What Makes A True Research Partnership?

On two occasions in the past few months, I’ve given a speech to members of Forrester’s Market Research Forrester Leadership Board about vendor management best practices, a topic I’m writing a report on.[i] With market research budgets increasingly shrinking and research expectations growing, we see that market researchers need to select, manage, and measure their vendors more efficiently.

The key to success here is to develop partnerships with your key vendors. Why? Because conversations with Market Research professionals at a variety of organizations show that partnering with research vendors leads to better projects, deeper insights, and lower costs. As one of my interviewees said: “It’s about intellectual ROI: You need to invest less time for each project. You build a lot of equity. You also get more of a team thing going — to me, this is very important. You work with these people on a daily basis, so finding the right vendor and contact is critical, as we see them as colleagues.”

To understand how Market Research professionals currently collaborate with their research vendors, we surveyed our Market Research Panel earlier this year. The majority of our panelists feel that they already have established partnerships with most vendors, and two-thirds state that price is less important than quality.

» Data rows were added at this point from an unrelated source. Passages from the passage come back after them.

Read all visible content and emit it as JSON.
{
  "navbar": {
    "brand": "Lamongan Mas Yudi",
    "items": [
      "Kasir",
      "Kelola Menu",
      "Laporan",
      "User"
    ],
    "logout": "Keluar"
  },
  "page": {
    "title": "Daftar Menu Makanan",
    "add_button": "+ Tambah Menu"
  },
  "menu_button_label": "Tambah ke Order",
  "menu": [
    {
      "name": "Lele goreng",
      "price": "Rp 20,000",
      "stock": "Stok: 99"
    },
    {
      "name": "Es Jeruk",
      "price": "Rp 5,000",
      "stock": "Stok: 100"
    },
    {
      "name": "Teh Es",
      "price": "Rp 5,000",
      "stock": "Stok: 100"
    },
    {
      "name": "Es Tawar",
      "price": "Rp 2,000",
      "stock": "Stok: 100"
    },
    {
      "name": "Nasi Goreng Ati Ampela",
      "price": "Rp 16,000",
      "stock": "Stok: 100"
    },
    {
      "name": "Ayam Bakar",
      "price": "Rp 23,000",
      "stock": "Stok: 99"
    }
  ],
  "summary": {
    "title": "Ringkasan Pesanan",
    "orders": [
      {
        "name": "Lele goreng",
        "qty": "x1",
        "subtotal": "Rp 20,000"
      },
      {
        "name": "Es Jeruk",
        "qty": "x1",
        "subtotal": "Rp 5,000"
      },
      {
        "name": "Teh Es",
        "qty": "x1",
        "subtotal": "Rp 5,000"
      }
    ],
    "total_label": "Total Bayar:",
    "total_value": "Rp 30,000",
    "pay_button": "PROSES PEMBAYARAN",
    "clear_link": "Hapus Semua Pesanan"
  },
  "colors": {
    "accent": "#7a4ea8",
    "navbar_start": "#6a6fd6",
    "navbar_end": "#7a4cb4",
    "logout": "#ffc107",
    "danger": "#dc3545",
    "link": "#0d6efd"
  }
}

This raises an interesting point, as other surveys show that although the majority of market researchers had seen a decrease in their budgets, they conducted a similar number of projects. The reason: They had negotiated lower prices from vendors. Also, lower prices can be the result of a partnership; one interviewee told us that, “In a long-term commitment, you tend to pay less for each project.”

So, what does a true partnership entail in your opinion? To what extent is price a discussion item (or deal-breaker) between partners? I’d especially love to hear from vendors on how they define a partnership and what they see as its benefits.


[i] For market research, Forrester is both a research vendor and a research buyer. For our Consumer Technographics® product, we interview more than 300,000 respondents in 17 countries globally. We outsource to multiple vendors and have a dedicated data operations team that works with these vendors.


Hi Reineke, We are most often

Hi Reineke,

We are most often used as a market research vendor, although we also are a buyer sometimes as well, and also highly value the partnerships we've cultivated over the years. Price can be a tricky subject and we always try to position ourselves as competitively as possible, however the current economic climate can sometimes make "best prices" difficult to pinpoint.

I believe 100% that just because a company is cheaper it doesn't mean they aren't better. But it also doesn't mean they are worse, either. To us, a partnership represents a relationship wherein we can openly discuss all topics, including budgets and costs, that pertain to a project's success. And we're always willing to work with a client as best we can to provide actionable research results that fit within their budget.

But we don't want to provide bad work or cut corners if the budget just isn't right. Plus, we've been burned in the past before as well, so as much as we want to be as open and understandable as possible about payment needs, we need to also protect ourselves as a business. We employ others and hire other vendors, and conducting bad business helps no one. Fortunately, if we've developed a partnership with another organization, their team members understand our position as well and we recognize that when we work together and are fair all around, then we can all continue to succeed!